In 2012, Canada replaced warnings about the quantitative levels of toxic chemicals with short statements about the presence of those chemicals. This followed a study showing that the numerical amount of tar and nicotine emission displayed on cigarette packs in many countries was misleading. While smokers often believe that “light” cigarettes are safer than others due to their low nicotine quantities, they are likely to inhale the same amount of chemicals from light cigarettes as regular cigarettes. This is because the amount of chemicals inhaled by a smoker depends on the individual smoker’s puffing behavior.
Our new study looks at online survey data from more than 4,000 adult smokers in Australia, Canada, Mexico and the U.S. We found that smokers’ knowledge of toxic chemicals described on each country’s warnings significantly increased between 2012 and 2014 in all countries but the U.S., after the countries added information about toxic chemicals to cigarette packs.
For example, as of September 2012, the average smoker in Mexico did not know that any of the three chemicals listed on cigarette packs — cyanide, formaldehyde and radioactive polonium 210 — was in cigarette smoke. However, in January 2014, smokers on average knew at least one, our study found.
Our results suggest that descriptive information about toxic chemicals can enhance smokers’ understanding of smoking-related risks. In our study, smokers’ perceptions of their risk of smoking-related conditions listed on packs — such as heart disease — increased over time in Australia, Canada and Mexico — but not in the U.S.
Moreover, smokers who knew more toxic chemicals and took a closer look at the warnings were also more likely to know about related health risks and believe that they were at a higher risk than nonsmokers — with the U.S. again the exception.
There is more we can do to identify communication strategies that discourage smoking and maximize public understanding of toxic chemicals. For example, we do not know whether it is more effective to describe how chemicals lead to disease or to note where toxic chemicals can be found in daily products.

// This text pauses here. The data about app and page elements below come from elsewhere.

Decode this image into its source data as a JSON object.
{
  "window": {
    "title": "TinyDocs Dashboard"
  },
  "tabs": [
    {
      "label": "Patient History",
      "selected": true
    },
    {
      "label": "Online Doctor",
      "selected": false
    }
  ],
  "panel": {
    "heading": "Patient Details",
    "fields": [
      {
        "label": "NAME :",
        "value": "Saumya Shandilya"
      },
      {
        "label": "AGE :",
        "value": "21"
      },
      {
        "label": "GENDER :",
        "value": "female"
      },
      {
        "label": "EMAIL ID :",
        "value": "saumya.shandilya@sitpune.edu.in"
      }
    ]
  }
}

Still, it appears clear that there’s plenty of room for improvement on U.S. cigarette pack warnings.
Given the effectiveness of pack warnings and the public desire to learn more about toxic chemicals, our research shows it would be beneficial to include more descriptive information about toxic chemicals in cigarette smoke in U.S. warnings. Large, graphic and often-rotated warnings would be ideal, as we have learned from other countries.
Yoojin Cho, Doctoral student in Health Promotion, Education, and Behavior, University of South Carolina
This article was originally published on The Conversation. Read the original article.